GOAL OF THE EXERCISE -
Report the count of lines below that include "cached", without any other text.

(Records from a data source)
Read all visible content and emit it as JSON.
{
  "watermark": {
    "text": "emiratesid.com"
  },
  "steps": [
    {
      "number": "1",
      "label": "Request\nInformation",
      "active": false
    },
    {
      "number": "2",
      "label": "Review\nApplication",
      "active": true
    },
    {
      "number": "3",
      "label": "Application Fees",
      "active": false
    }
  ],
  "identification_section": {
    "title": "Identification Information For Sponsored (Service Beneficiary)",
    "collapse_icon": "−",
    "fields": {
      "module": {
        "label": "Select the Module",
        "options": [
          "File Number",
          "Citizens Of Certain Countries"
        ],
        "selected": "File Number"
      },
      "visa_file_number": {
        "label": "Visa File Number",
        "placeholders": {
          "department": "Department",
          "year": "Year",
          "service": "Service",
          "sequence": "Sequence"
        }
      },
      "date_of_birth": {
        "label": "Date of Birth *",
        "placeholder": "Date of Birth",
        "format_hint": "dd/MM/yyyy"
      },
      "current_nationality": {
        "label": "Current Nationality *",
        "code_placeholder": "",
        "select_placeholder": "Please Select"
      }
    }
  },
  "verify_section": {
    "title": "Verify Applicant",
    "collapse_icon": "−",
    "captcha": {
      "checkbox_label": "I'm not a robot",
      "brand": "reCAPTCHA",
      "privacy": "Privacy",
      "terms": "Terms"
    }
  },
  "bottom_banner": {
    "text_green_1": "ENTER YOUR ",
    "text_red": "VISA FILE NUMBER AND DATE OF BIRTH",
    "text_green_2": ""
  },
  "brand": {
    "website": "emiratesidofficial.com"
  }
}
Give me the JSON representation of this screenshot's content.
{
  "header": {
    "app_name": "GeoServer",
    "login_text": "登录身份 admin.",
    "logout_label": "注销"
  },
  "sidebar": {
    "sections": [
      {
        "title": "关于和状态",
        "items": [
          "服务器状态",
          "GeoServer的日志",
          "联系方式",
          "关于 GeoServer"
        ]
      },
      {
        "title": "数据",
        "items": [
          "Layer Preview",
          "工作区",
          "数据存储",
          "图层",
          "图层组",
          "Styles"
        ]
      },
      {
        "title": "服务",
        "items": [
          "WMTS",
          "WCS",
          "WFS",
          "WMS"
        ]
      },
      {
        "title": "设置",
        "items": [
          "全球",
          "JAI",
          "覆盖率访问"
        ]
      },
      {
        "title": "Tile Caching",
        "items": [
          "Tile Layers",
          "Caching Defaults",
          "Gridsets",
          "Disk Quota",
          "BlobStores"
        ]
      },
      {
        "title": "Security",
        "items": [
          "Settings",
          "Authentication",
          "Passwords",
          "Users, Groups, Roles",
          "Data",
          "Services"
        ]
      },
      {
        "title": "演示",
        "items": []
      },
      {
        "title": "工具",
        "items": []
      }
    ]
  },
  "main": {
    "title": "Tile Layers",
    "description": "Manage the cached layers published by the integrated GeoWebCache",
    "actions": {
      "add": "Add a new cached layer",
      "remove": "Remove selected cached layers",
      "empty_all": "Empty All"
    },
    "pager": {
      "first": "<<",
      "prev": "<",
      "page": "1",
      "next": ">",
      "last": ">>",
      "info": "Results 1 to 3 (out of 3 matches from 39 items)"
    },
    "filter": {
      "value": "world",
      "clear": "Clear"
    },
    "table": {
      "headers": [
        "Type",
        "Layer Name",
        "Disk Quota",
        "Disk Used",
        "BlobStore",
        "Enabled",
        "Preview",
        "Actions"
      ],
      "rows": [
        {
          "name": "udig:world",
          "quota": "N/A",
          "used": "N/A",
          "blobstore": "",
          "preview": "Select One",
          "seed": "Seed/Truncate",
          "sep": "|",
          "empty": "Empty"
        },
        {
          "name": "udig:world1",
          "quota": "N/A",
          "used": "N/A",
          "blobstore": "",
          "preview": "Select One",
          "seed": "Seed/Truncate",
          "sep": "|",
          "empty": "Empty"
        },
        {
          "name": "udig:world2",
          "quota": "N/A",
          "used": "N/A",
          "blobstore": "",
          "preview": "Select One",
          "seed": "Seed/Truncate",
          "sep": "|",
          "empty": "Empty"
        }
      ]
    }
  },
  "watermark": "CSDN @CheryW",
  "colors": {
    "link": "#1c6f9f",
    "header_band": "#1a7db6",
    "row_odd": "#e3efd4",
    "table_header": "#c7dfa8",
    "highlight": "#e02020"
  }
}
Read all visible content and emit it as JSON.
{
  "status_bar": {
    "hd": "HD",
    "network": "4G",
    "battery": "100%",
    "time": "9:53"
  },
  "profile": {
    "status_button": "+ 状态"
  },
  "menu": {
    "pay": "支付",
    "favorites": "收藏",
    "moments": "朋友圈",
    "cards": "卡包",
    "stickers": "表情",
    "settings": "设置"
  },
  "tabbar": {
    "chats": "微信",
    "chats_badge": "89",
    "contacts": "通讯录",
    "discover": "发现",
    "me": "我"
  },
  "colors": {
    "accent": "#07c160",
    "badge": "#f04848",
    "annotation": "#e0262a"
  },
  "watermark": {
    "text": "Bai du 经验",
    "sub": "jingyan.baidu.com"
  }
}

TASK RESULT -
3